(239) 390-8000 ~ 21500 Three Oaks Parkway, Estero, Florida 33928

What is a hurricane?

hurr-photo[1]A hurricane is a powerful tropical storm that measures several hundred miles in diameter.

Hurricanes have two main parts:

  • The Eye of the hurricane, which is a calm area in the center of the storm. Usually measures about 20 miles in diameter, and has very few clouds.
  • Wall of clouds that surrounds the calm eye. This is where the hurricane’s strongest winds and heaviest rain occur.

How do hurricanes form?

  • Hurricanes need warm tropical oceans, moisture and light winds above them. If the right conditions last long enough, a hurricane can produce violent winds, incredible waves, torrential rains and floods.
  • Hurricanes rotate in a counterclockwise direction around an “eye.”
  • Hurricanes have winds of at least 74 miles per hour.

What’s the difference?

  • Hurricane Defined surface circulation and a maximum sustained winds of 74 mph
  • Tropical Storm Defined surface circulation and maximum sustained winds of 39-73 mph.
  • Tropical Depression Defined surface circulation and maximum sustained winds of 38 mph.

Hurricane Categories

The Saffir-Simpson Scale is used by weather forecasters to grade hurricanes by their wind speed and potential damage.

All Hazards Guide : in English, Spanish and Haitian-Creole from Lee County (takes a while to load)

Prevention and preparation are the best way to deal with any emergency. A good preparedness plan can make all the difference. This hurricane season, Estero Fire Rescue encourages all Lee County residents to plan and prepare well in advance. Here are some helpful tips to make your plan a great one:

  • Put together an emergency kit that includes non-perishable food for up to three days. Don’t forget a manual can opener. In the event of power loss, the electric ones will not work
  • Drinking water Have a minimum of one gallon of drinking water per person per day. Also juice boxes and soft drinks may be a welcome change
  • Protect your home. Check the roof for loose shingles or those in need of repair. Protect exterior windows and secure all loose items around your home
  • Medications. Make sure to have an ample amount of personal medications and prescriptions
  • Cash on hand Have some cash on hand because you will not be able to access ATM’s in the event of a power failure
  • Radios and batteries Have flashlights and a battery powered radio to get regular updates on the storm and recovery efforts. Make sure to have enough batteries on hand
  • Evacuations What will you do in the event of an evacuation? Where will you go? Make sure to let relatives and friends know if you are leaving and where you can be reached
  • Pets Shelters and some hotels do not take pets. If you have to evacuate, have a plan in place for your pets and remember to take supplies with you for them. Food, water, toys and medications.
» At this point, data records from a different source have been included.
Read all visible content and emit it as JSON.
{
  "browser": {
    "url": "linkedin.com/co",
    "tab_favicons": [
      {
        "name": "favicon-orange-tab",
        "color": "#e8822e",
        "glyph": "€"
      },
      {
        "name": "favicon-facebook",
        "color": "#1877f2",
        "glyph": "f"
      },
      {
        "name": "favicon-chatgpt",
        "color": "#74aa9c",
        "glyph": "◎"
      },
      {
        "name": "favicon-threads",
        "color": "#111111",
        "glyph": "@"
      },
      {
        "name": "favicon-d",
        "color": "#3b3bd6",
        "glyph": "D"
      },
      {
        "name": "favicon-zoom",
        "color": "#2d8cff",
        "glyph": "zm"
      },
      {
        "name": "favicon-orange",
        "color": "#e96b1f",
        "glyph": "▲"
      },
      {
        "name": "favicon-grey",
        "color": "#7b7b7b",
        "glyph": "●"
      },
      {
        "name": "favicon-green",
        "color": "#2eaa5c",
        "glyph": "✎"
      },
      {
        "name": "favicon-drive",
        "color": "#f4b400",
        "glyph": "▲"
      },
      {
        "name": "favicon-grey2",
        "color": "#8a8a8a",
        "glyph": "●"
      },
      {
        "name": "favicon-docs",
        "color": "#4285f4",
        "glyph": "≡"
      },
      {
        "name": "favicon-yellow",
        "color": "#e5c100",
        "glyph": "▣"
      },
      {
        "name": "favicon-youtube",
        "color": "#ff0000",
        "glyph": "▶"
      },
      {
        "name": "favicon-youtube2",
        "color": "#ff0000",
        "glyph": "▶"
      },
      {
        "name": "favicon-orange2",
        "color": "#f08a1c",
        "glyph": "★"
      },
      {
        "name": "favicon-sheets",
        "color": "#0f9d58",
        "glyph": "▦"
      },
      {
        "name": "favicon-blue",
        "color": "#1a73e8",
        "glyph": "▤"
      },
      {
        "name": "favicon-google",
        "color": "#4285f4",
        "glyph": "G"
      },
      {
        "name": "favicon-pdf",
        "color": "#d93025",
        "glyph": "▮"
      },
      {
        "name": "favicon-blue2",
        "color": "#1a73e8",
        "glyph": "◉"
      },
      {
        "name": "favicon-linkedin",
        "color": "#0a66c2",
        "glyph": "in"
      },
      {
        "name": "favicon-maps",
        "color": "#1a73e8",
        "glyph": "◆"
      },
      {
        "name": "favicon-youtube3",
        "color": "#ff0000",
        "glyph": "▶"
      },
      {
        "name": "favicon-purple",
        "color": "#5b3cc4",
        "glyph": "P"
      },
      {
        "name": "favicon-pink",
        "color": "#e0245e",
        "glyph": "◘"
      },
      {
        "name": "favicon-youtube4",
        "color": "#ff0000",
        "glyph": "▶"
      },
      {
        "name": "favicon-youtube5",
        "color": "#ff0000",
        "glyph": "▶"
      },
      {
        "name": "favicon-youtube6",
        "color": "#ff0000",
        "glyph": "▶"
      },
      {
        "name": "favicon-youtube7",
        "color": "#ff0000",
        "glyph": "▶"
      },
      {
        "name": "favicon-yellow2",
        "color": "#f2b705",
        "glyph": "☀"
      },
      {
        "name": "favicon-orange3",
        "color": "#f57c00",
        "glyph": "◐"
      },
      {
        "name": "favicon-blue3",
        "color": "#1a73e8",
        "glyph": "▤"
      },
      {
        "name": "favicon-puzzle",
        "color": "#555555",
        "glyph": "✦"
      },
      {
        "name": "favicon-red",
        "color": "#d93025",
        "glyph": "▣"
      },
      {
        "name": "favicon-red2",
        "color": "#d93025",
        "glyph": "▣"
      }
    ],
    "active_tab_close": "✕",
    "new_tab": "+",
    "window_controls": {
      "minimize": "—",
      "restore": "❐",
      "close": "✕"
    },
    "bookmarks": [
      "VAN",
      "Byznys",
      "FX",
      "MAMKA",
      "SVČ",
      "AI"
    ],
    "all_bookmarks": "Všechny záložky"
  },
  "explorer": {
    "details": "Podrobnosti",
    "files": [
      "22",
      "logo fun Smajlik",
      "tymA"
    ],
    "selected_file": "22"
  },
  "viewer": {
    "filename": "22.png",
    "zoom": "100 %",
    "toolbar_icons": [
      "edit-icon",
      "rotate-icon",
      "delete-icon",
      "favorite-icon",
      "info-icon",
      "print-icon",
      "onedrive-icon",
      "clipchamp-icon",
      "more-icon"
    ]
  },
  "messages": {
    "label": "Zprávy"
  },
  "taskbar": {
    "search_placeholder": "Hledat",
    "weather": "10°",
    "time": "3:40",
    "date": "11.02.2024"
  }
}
For more details on planning for a hurricane or any emergency, click here for the Lee County Emergency Management All Hazard Guide.

Developing a Family Action Plan

Here are some quick tips to help develop your family action plan for this hurricane season:

  • A family action plan can keep residents safe and out of harm’s way in a severe weather event.
  • Once the family develops and finalizes the action plan, be sure to practice it frequently.
  • Discuss the type of hazards that could affect the family. Know the home’s vulnerability to storm surge, flooding, wind and tornado
  • Determine if the home is located in storm surge evacuation zone. If so, know exactly where to go to reach safe shelter, and know how to get there
  • If the home is located outside the storm surge evacuation zone, and the home is well constructed, its residents still need to have a hurricane plan.
  • Locate a safe room or the safest areas in the home for each hurricane hazard. Sometimes the safest areas may not be in the home, but within the community.
  • Determine escape routes from the home and designated meeting place nearby.
  • Designate an out-of-state contact so all family members have a single point of contact.
  • Make a plan now for what to do with pets if the family needs to evacuate. Most hurricane shelters do not accept pets.
  • Post emergency telephone numbers. Make sure children know how and when to call 9-1-1.
  • Review insurance coverage flood damage is not usually covered by homeowners insurance. Monitor a NOAA weather radio for official, real-time weather information.


  • Need more help to develop your family plan? Visit the Florida Disaster website for an interactive way to prepare your family for hurricane season.www.floridadisaster.org
  • Lee County’s All Hazard Guide is a valuable tool for not only hurricanes for all types of disasters, including wildfire. Visit this site for the on line version of the important guide. http://www.leegov.com/publicsafety/emergencymanagement/plan/ahg
  • Click here for the National Weather Service Hurricane Center web site for the latest up to date information on storms: http://www.nhc.noaa.gov/index.shtml
  • Live Tracking Online